Chemistry, Department of
Evaluation of the Overall Binding of Acetohexamide and Tolbutamide with Methyl Glyoxal-Modified HSA by High-Performance Affinity Chromatography
David S. Hage
Date of this Version
Woolfork, Ashley G.; Hage, David S. 2020. Evaluation of the Overall Binding of Acetohexamide and Tolbutamide with Methyl Glyoxal-Modified HSA by High Performance Affinity Chromatography. Poster presentation, UCARE Research Fair, Spring 2020, University of Nebraska - Lincoln

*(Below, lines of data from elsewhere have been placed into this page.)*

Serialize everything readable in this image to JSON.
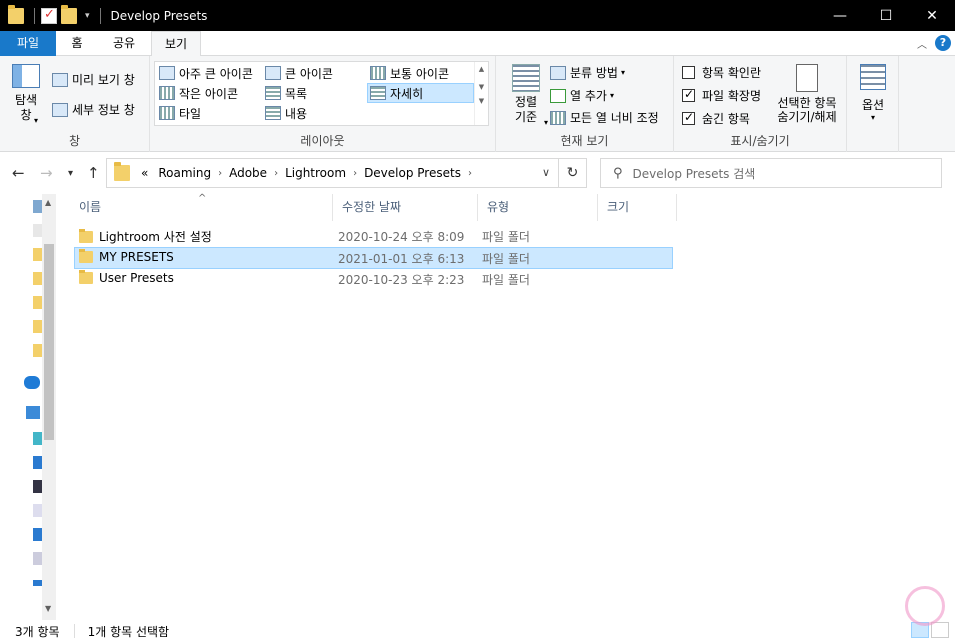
{
  "window": {
    "title": "Develop Presets",
    "controls": {
      "minimize": "—",
      "maximize": "☐",
      "close": "✕"
    }
  },
  "ribbon_tabs": [
    {
      "label": "파일"
    },
    {
      "label": "홈"
    },
    {
      "label": "공유"
    },
    {
      "label": "보기"
    }
  ],
  "ribbon": {
    "pane_group": {
      "label": "창",
      "nav_pane": "탐색\n창",
      "preview_pane": "미리 보기 창",
      "details_pane": "세부 정보 창"
    },
    "layout_group": {
      "label": "레이아웃",
      "items": [
        "아주 큰 아이콘",
        "큰 아이콘",
        "보통 아이콘",
        "작은 아이콘",
        "목록",
        "자세히",
        "타일",
        "내용"
      ],
      "selected": "자세히"
    },
    "current_view_group": {
      "label": "현재 보기",
      "sort_by": "정렬\n기준",
      "group_by": "분류 방법",
      "add_columns": "열 추가",
      "size_all_columns": "모든 열 너비 조정"
    },
    "show_hide_group": {
      "label": "표시/숨기기",
      "item_checkboxes": {
        "label": "항목 확인란",
        "checked": false
      },
      "file_extensions": {
        "label": "파일 확장명",
        "checked": true
      },
      "hidden_items": {
        "label": "숨긴 항목",
        "checked": true
      },
      "hide_selected": "선택한 항목\n숨기기/해제"
    },
    "options": {
      "label": "옵션"
    }
  },
  "address_bar": {
    "overflow": "«",
    "crumbs": [
      "Roaming",
      "Adobe",
      "Lightroom",
      "Develop Presets"
    ]
  },
  "search": {
    "placeholder": "Develop Presets 검색"
  },
  "columns": [
    "이름",
    "수정한 날짜",
    "유형",
    "크기"
  ],
  "files": [
    {
      "name": "Lightroom 사전 설정",
      "date": "2020-10-24 오후 8:09",
      "type": "파일 폴더",
      "selected": false
    },
    {
      "name": "MY PRESETS",
      "date": "2021-01-01 오후 6:13",
      "type": "파일 폴더",
      "selected": true
    },
    {
      "name": "User Presets",
      "date": "2020-10-23 오후 2:23",
      "type": "파일 폴더",
      "selected": false
    }
  ],
  "status": {
    "item_count": "3개 항목",
    "selected_count": "1개 항목 선택함"
  },
  "colors": {
    "accent": "#1979ca",
    "selection": "#cce8ff",
    "selection_border": "#99d1ff"
  }
}
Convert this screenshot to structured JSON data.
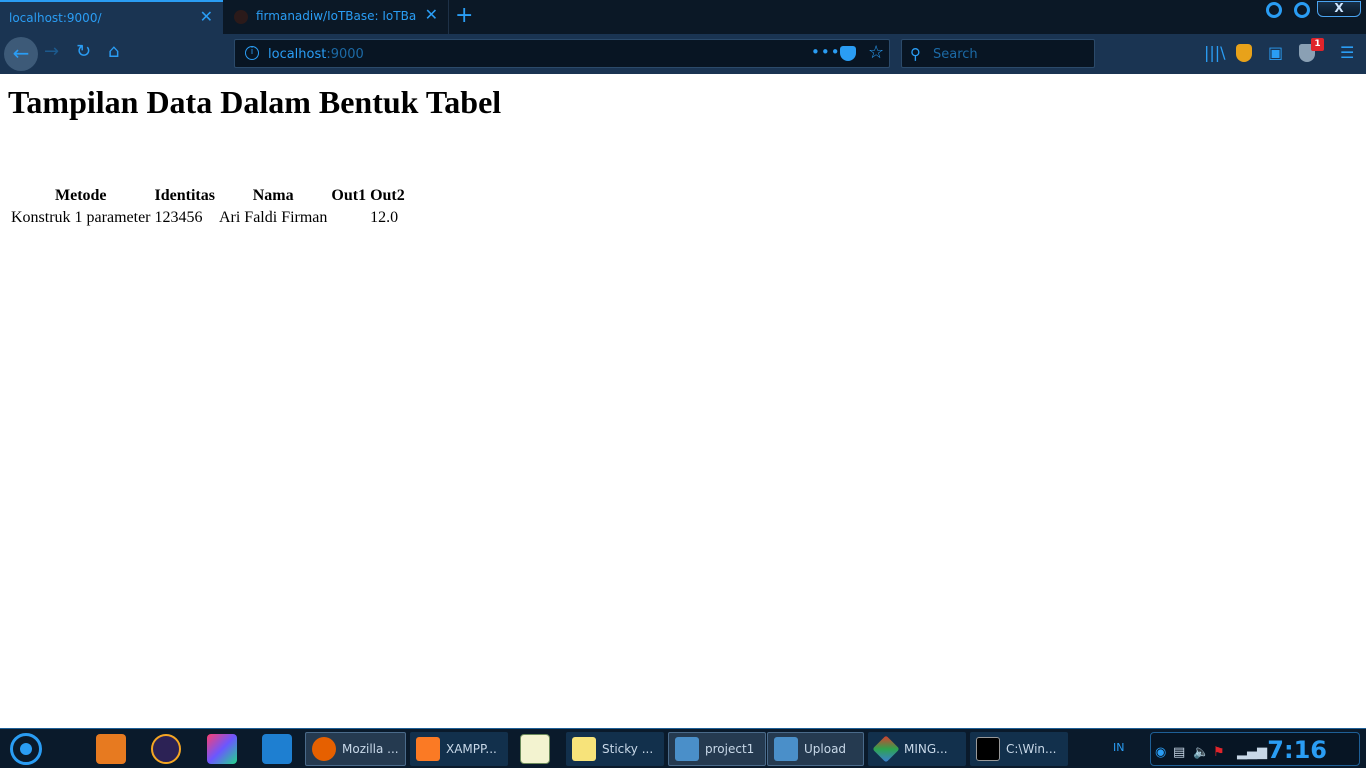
{
  "browser": {
    "tabs": [
      {
        "label": "localhost:9000/",
        "active": true
      },
      {
        "label": "firmanadiw/IoTBase: IoTBase S",
        "active": false
      }
    ],
    "window_close_label": "X",
    "url_host": "localhost",
    "url_port": ":9000",
    "search_placeholder": "Search",
    "notification_badge": "1",
    "icons": [
      "back-icon",
      "forward-icon",
      "reload-icon",
      "home-icon",
      "info-icon",
      "more-icon",
      "pocket-icon",
      "star-icon",
      "search-icon",
      "library-icon",
      "ublock-icon",
      "sidebar-icon",
      "shield-icon",
      "menu-icon"
    ]
  },
  "page": {
    "title": "Tampilan Data Dalam Bentuk Tabel",
    "table": {
      "headers": [
        "Metode",
        "Identitas",
        "Nama",
        "Out1",
        "Out2"
      ],
      "rows": [
        [
          "Konstruk 1 parameter",
          "123456",
          "Ari Faldi Firman",
          "",
          "12.0"
        ]
      ]
    }
  },
  "taskbar": {
    "items": [
      {
        "label": "Mozilla ...",
        "icon": "firefox-icon"
      },
      {
        "label": "XAMPP...",
        "icon": "xampp-icon"
      },
      {
        "label": "Sticky ...",
        "icon": "sticky-notes-icon"
      },
      {
        "label": "project1",
        "icon": "folder-icon"
      },
      {
        "label": "Upload",
        "icon": "folder-icon"
      },
      {
        "label": "MING...",
        "icon": "git-icon"
      },
      {
        "label": "C:\\Win...",
        "icon": "cmd-icon"
      }
    ],
    "language": "IN",
    "clock": "7:16"
  },
  "colors": {
    "accent": "#2a9df4",
    "chrome_dark": "#0b1826",
    "chrome_mid": "#1a3452"
  }
}
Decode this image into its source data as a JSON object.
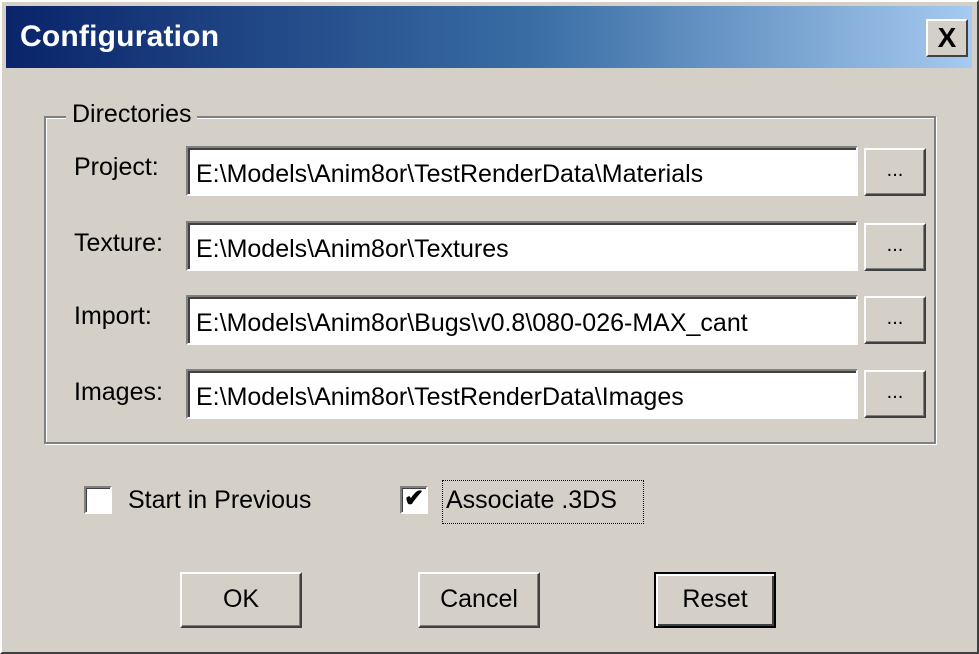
{
  "window": {
    "title": "Configuration",
    "close_label": "X"
  },
  "directories": {
    "group_label": "Directories",
    "browse_label": "...",
    "rows": [
      {
        "label": "Project:",
        "value": "E:\\Models\\Anim8or\\TestRenderData\\Materials"
      },
      {
        "label": "Texture:",
        "value": "E:\\Models\\Anim8or\\Textures"
      },
      {
        "label": "Import:",
        "value": "E:\\Models\\Anim8or\\Bugs\\v0.8\\080-026-MAX_cant"
      },
      {
        "label": "Images:",
        "value": "E:\\Models\\Anim8or\\TestRenderData\\Images"
      }
    ]
  },
  "options": {
    "start_in_previous": {
      "label": "Start in Previous",
      "checked": false
    },
    "associate_3ds": {
      "label": "Associate .3DS",
      "checked": true
    }
  },
  "buttons": {
    "ok": "OK",
    "cancel": "Cancel",
    "reset": "Reset"
  },
  "colors": {
    "title_gradient_start": "#0a246a",
    "title_gradient_end": "#a6caf0",
    "dialog_face": "#d4d0c8"
  }
}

High performance affinity chromatography (HPAC) was used in a zonal competition format to investigate the overall binding of two sulfonylurea drugs with modified human serum albumin (HSA). The in vitro modifications of this protein that were examined included glycation, as occurs in the presence of elevated glucose levels during diabetes, and the formation of advanced glycation end-products (AGEs) due to the reaction of HSA with methylglyoxal (MGo). The sulfonylurea drugs acetohexamide and tolbutamide, which are used to treat type II diabetes, were each injected onto 10 mm x 2.1 mm i.d. affinity microcolumns that contained normal HSA and HSA modified with MGo. Competition studies based on a zonal elution format were carried out by using R-warfarin as a site –specific probe for Sudlow site I of HSA and L-tryptophan as a site-specific probe for Sudlow site II. The studies were performed with eight mobile phase concentrations of the drugs, ranging from 0-25 µM, and at a flowrate of 0.5 mL/min and a temperature of 37°C. The resulting information made it possible to determine the site-specific association equilibrium constants for each drug with normal and modified HSA. A decrease of approximately 0.4-fold to 0.8-fold in binding strength was found when comparing normal HSA vs control MGo-modified HSA and normal HSA vs diabetic MGo-modified HSA. These experiments illustrated how affinity microcolumns and zonal competition could be used in detailed studies of interactions by sulfonylurea drugs with normal HSA and modified forms of this protein. Such information may be useful in future applications within the field of personalized medicine for the development of customized treatments for patients with type II diabetes.
Copyright 2020 by the authors.